Every October, it would take a little longer for my parents to take me to kindergarten. The extra minute or two delay began when our neighbors at the end of our street covered their small yard with every kind of Halloween decoration. Plastic gravestones lined the driveway. White ghosts swung from the oak tree. Fake cobwebs covered the bushes along with giant black spiders. My mother would go the opposite way out of our neighborhood to avoid the garish haunted display (and my resulting tears).
I’m not sure I was actually afraid of the skeleton perched with legs crossed on their front porch. Instead, even from a young age, I was more afraid of feeling afraid. I avoided the creepy costumes, scary movies, and dark décor because I didn’t want to lose control to my fearful emotions.
Unfortunately, I’ve not completely grown out of this fear of fear (though I can now drive past the skeletons in my neighbor’s yard with only a slight shudder). I clean out the pantry to avoid working on a daunting writing project on my heart. I scroll social media to ignore a hard afternoon with my children. I block out the news with a box of Trader Joe’s dark chocolate butter cups and an episode of The Great British Baking Show.
While I’ve succeeded in avoiding many fears in life (I’ve watched only one Steven King movie), my anxiety often prevents me from working through my fear. Due to my fear of failing, fear of being wrong, fear of letting others down, I often drive the opposite direction from opportunities to grow, to do good work, and to reach others. But if I never confront those fears, then I can also miss out on the joy that comes from walking through the fearful situation.
I’ve learned a lot about fear from the Psalms. If anyone had a reason to fear, it was David, who was constantly on the run from multiple enemies. In his psalms, David didn’t pretend that fears don’t exist, instead he wrote, “When I am afraid, I put my trust in you” (Psalm 56:3). He said when not if. Fears are going to assail us every day—from breaking news to medical diagnoses to personal disappointments.
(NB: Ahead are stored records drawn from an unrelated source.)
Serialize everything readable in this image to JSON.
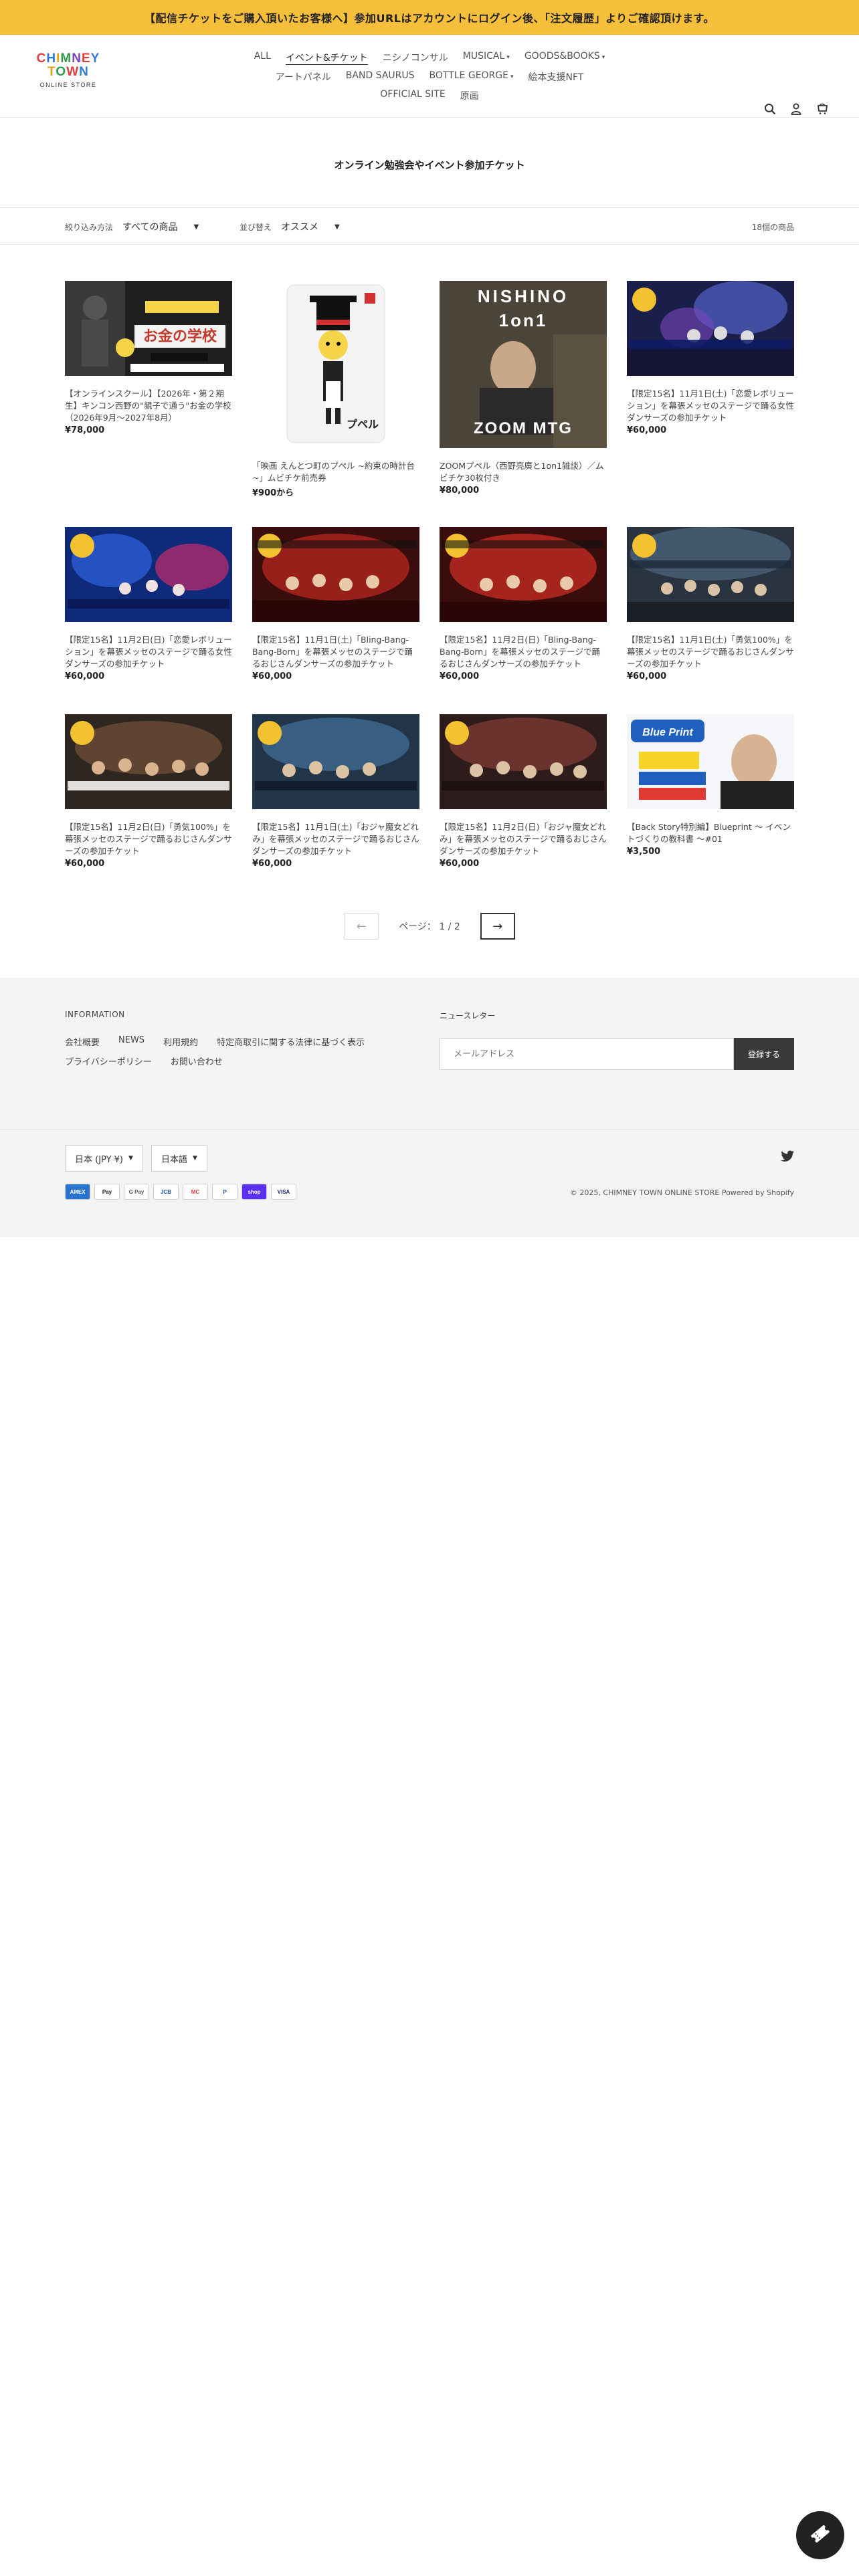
{
  "announcement": "【配信チケットをご購入頂いたお客様へ】参加URLはアカウントにログイン後、「注文履歴」よりご確認頂けます。",
  "logo": {
    "line1": "CHIMNEY",
    "line2": "TOWN",
    "line3": "ONLINE STORE"
  },
  "nav": {
    "row1": [
      {
        "label": "ALL"
      },
      {
        "label": "イベント&チケット",
        "active": true
      },
      {
        "label": "ニシノコンサル"
      },
      {
        "label": "MUSICAL",
        "dropdown": true
      },
      {
        "label": "GOODS&BOOKS",
        "dropdown": true
      }
    ],
    "row2": [
      {
        "label": "アートパネル"
      },
      {
        "label": "BAND SAURUS"
      },
      {
        "label": "BOTTLE GEORGE",
        "dropdown": true
      },
      {
        "label": "絵本支援NFT"
      }
    ],
    "row3": [
      {
        "label": "OFFICIAL SITE"
      },
      {
        "label": "原画"
      }
    ]
  },
  "header_icons": [
    "search-icon",
    "account-icon",
    "cart-icon"
  ],
  "collection": {
    "title": "オンライン勉強会やイベント参加チケット"
  },
  "filter": {
    "filter_label": "絞り込み方法",
    "filter_value": "すべての商品",
    "sort_label": "並び替え",
    "sort_value": "オススメ",
    "count": "18個の商品"
  },
  "products": [
    {
      "title": "【オンラインスクール】【2026年・第２期生】キンコン西野の\"親子で通う\"お金の学校（2026年9月〜2027年8月）",
      "price": "¥78,000",
      "image_text": "お金の学校"
    },
    {
      "title": "「映画 えんとつ町のプペル ~約束の時計台~」ムビチケ前売券",
      "price": "¥900から",
      "image_text": "プペル"
    },
    {
      "title": "ZOOMプペル（西野亮廣と1on1雑談）／ムビチケ30枚付き",
      "price": "¥80,000",
      "image_text": "NISHINO 1on1"
    },
    {
      "title": "【限定15名】11月1日(土)「恋愛レボリューション」を幕張メッセのステージで踊る女性ダンサーズの参加チケット",
      "price": "¥60,000",
      "image_text": ""
    },
    {
      "title": "【限定15名】11月2日(日)「恋愛レボリューション」を幕張メッセのステージで踊る女性ダンサーズの参加チケット",
      "price": "¥60,000",
      "image_text": ""
    },
    {
      "title": "【限定15名】11月1日(土)「Bling-Bang-Bang-Born」を幕張メッセのステージで踊るおじさんダンサーズの参加チケット",
      "price": "¥60,000",
      "image_text": ""
    },
    {
      "title": "【限定15名】11月2日(日)「Bling-Bang-Bang-Born」を幕張メッセのステージで踊るおじさんダンサーズの参加チケット",
      "price": "¥60,000",
      "image_text": ""
    },
    {
      "title": "【限定15名】11月1日(土)「勇気100%」を幕張メッセのステージで踊るおじさんダンサーズの参加チケット",
      "price": "¥60,000",
      "image_text": ""
    },
    {
      "title": "【限定15名】11月2日(日)「勇気100%」を幕張メッセのステージで踊るおじさんダンサーズの参加チケット",
      "price": "¥60,000",
      "image_text": ""
    },
    {
      "title": "【限定15名】11月1日(土)「おジャ魔女どれみ」を幕張メッセのステージで踊るおじさんダンサーズの参加チケット",
      "price": "¥60,000",
      "image_text": ""
    },
    {
      "title": "【限定15名】11月2日(日)「おジャ魔女どれみ」を幕張メッセのステージで踊るおじさんダンサーズの参加チケット",
      "price": "¥60,000",
      "image_text": ""
    },
    {
      "title": "【Back Story特別編】Blueprint 〜 イベントづくりの教科書 〜#01",
      "price": "¥3,500",
      "image_text": "Blue Print"
    }
  ],
  "pagination": {
    "prev": "←",
    "label": "ページ： 1 / 2",
    "next": "→"
  },
  "footer": {
    "info_heading": "INFORMATION",
    "links": [
      "会社概要",
      "NEWS",
      "利用規約",
      "特定商取引に関する法律に基づく表示",
      "プライバシーポリシー",
      "お問い合わせ"
    ],
    "newsletter_heading": "ニュースレター",
    "email_placeholder": "メールアドレス",
    "subscribe": "登録する",
    "currency": "日本 (JPY ¥)",
    "language": "日本語",
    "payments": [
      "AMEX",
      "Pay",
      "G Pay",
      "JCB",
      "MC",
      "P",
      "shop",
      "VISA"
    ],
    "copyright": "© 2025, CHIMNEY TOWN ONLINE STORE Powered by Shopify"
  }
}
When we don’t acknowledge the real fears and anxieties we experience (especially these past two years), we deny ourselves the opportunity to trust in God. It’s not a question of if we are afraid. But when we are afraid, what will we do? Will we avoid it, try to power through on our own, or turn to our Good Shepherd?
David knew the comfort that can come from such a shepherd, “Even though I walk through the valley of the shadow of death, I will fear no evil, for you are with me; your rod and your staff, they comfort me” (Psalm 23:4). Instead of taking a circuitous route out of the difficult situation (like my mom’s alternative course out of our neighborhood at Halloween), God promises to walk with us. He doesn’t remove us from the valley; he is with us through it. And through those dark days, we find goodness and mercy like we’ve never experienced before. In one of the great paradoxes of our faith, joy comes out of suffering—peace out of fear.
I remember when I found out that my husband grew up in one of those kind of Halloween families. With his mom and five siblings, he would string twine up and down their three-story yellow home to create a giant spider web—complete with a DIY spider made from a garbage bag stuffed with paper. He recounts with joy the homemade costumes, the trick-or-treating scores, and the haunted houses. The same scary Halloween season that brought me to tears brought delight to my husband—because it was an occasion to enjoy time with his family.
My husband and I have found a happy medium between my extreme avoidance of Halloween and my husband’s family’s enthusiasm with fake cobwebs. I now dress up to trick or treat with my children (this year we’ve planned Frozen-themed family costumes), yet only carved and painted pumpkins will adorn our front porch.
In addition to my new perspective on Halloween, I’ve also found a peace in the tension between fear and trust. Instead of avoiding my fears, I can entrust them to my Father. Like I comfort my daughter in the middle of the night after a bad dream, my Father comforts me through my worst fears for myself and my family. By taking our fears to the Lord, I can say confidently with David, “The Lord is my light and my salvation; whom shall I fear? The Lord is the stronghold of my life; of whom shall I be afraid?” (Psalm 27:1).
Trust doesn’t mean the fears don’t exist, but it does mean we don’t walk through them alone.
This post is part of a blog hop with Exhale—an online community of women pursuing creativity alongside motherhood, led by the writing team behind Coffee + Crumbs. Click here to view the next post in the series “Unmaking Fears”.